Many researchers have identified formative assessment as one of the more powerful practices to raise student achievement (Black & Wiliam, 1998; Hattie, 2009). When speaking of its power, we often compare formative assessment to summative assessment using metaphorical expressions. For example, formative assessment is like “tasting the soup before serving one’s guests,” or the “practice before the big game.” Others have described formative assessment as the rehearsal before the performance, or the “check-up before the autopsy.” Read more
Topic: Assessment Architecture
“Being able to recall scientific concepts, identify historical events, or memorize mathematics facts and algorithms, while acutely impressive, is no longer sufficient to prepare students for the challenging world they will face. Identifying characters, theme, and symbolism used to be the focus of education, and it was enough. In the past, learners would occasionally have opportunities to collaborate, communicate, critically think, and creatively problem solve, but that was the means, not the end. Read more
Assessment that provides information on students’ learning strengths builds confidence and increases achievement.
Too often, students get feedback on all they are doing wrong or their deficits. Assessment, at its best, provides information to students on their strengths. When learners gain insight into what they know and can do, it builds their confidence. Strength-based feedback signals to students that you see their potential and that you believe in them. Read more
Ever feel like you are giving assessments all the time? Between the pretest, post-test, quizzes, district benchmarks, state interim assessments, or other nationally normed progress monitoring assessments, when is a student supposed to learn? When is a teacher supposed to teach? Is it possible to have too many assessments? Read more
I love using Twitter as a way to communicate thinking in a markedly different way than when using blogs, articles, and books. By limiting the number of characters, Twitter forces us to be succinct in our thinking. I’ve discovered that followers often reply or ask a question related to a topic I’ve thrown out for discussion because the tweet only allows me to share a small part of my thinking.
Recently, I was asked an interesting question by a follower related to something I had tweeted. He asked “How many questions should you have on a summative assessment?” Read more
It’s okay NOT to reassess everything all of the time; there, I said it. Now, before I explain more thoroughly let me say that I am fully aware that this post may not make me the most popular kid at the assessment table and that I’m almost certain that the standards-based purity police will be out in full force; doesn’t matter because what I’m about to say needs to be said. Read more
Have you ever made soup and had it end up being too salty? Or you realize it needs more flavor? Or, somehow, even though you followed the recipe to a tee, it just didn’t quite turn out like you had hoped? Read more

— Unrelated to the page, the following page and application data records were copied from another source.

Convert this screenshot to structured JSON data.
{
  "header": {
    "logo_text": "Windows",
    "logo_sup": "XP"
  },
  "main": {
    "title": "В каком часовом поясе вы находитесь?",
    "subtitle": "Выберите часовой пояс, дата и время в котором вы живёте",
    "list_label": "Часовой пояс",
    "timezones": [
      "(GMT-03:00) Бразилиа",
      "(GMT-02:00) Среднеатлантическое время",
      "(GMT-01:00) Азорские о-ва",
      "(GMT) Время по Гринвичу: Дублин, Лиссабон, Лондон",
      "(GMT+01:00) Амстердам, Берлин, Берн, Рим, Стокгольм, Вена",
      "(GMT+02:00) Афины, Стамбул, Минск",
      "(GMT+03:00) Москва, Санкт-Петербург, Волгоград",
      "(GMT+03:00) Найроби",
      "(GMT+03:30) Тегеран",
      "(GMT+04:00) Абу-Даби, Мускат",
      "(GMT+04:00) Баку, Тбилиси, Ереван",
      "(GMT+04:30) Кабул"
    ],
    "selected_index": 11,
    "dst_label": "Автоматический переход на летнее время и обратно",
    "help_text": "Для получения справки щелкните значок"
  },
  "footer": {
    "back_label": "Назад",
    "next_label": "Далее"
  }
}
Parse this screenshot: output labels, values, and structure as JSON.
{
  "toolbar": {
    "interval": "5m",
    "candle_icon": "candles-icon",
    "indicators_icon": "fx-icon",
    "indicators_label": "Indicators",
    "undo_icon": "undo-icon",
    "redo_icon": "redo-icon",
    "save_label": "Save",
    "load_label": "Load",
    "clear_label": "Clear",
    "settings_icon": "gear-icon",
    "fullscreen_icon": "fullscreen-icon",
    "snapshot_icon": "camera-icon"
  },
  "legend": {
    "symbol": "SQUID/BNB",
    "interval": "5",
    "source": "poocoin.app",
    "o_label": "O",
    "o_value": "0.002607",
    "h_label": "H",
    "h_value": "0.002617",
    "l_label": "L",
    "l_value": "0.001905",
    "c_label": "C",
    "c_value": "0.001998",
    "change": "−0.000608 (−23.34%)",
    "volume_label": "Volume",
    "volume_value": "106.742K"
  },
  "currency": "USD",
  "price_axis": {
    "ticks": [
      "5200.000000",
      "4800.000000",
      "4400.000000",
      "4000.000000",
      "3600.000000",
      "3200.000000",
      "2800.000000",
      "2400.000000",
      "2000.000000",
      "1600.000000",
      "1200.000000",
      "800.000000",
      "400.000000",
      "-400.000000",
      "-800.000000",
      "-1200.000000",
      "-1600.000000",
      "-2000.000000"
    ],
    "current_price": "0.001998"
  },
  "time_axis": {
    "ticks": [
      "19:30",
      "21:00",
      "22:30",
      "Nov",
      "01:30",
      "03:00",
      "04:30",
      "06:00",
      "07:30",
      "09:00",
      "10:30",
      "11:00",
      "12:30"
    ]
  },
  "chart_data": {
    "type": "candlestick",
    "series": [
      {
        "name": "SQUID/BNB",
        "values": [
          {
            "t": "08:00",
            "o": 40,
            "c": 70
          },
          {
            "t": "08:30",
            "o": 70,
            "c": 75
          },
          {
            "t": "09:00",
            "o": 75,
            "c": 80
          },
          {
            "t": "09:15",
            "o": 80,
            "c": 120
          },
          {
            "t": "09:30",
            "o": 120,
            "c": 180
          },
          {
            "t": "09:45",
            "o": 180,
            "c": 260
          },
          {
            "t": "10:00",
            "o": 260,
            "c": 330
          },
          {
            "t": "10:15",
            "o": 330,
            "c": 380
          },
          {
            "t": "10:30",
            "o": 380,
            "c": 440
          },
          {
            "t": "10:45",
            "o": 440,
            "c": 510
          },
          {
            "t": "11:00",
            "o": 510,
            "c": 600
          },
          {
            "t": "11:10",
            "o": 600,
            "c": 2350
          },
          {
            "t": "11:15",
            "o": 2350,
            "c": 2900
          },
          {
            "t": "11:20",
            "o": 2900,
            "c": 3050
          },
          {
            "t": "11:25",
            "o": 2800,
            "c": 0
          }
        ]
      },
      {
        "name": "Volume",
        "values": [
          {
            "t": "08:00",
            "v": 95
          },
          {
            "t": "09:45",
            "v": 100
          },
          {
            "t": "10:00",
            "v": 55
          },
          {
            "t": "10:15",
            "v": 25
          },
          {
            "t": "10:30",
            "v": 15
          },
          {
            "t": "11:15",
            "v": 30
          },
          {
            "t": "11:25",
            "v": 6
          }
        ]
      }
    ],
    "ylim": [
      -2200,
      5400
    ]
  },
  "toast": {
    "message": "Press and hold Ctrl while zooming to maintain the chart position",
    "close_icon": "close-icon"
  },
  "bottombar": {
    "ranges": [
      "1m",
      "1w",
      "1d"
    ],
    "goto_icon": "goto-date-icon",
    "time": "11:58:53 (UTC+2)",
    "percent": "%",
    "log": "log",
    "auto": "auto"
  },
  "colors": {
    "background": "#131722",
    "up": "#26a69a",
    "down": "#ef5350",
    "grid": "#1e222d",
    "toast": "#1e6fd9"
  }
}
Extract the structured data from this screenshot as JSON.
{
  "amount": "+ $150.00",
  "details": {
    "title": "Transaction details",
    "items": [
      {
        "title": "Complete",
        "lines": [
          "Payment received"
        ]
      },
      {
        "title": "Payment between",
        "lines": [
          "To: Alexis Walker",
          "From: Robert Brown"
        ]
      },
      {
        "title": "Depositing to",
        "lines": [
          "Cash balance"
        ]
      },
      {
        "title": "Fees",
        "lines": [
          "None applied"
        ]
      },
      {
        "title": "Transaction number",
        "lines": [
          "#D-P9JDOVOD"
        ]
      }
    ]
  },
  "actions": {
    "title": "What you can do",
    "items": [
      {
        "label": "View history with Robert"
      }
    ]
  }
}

There are so many ways to ask a question! I was reviewing some assessments yesterday and noticed that one or two simple word changes can totally change the sophistication needed for the response. When we consider what we want a student to know, and then create the question, I think we need to look at the question from a different perspective. We need to ask ourselves if the question leads to a response that truly measures understanding. Read more
One thing I’ve learned as I work with schools across the country is that there are a lot of different definitions collaborative teams are using for common formative assessments, and what these teams think common formative assessments are influences how they write and use these assessments with their students. In our book, Collaborating for Success in the Common Core, we offer the following definition to help teams make sure they’re able to use their results to improve student learning Read more
A few years ago, after a number of professional learning experiences on the topic of assessment, several principals in my district asked how they might recognize strong assessment when they saw it during classroom observations or walkthroughs. They also wondered what questions they might ask to invite further reflection and refinement. These were fair questions because we often develop our assessment philosophies and practices in environments removed from the classrooms in which they will eventually be applied. Understanding something is one thing, and implementing it is an entirely different enterprise. So how do we recognize quality assessment as it is being lived out in classroom spaces, and how can leaders support teacher reflection on assessment practices? Read more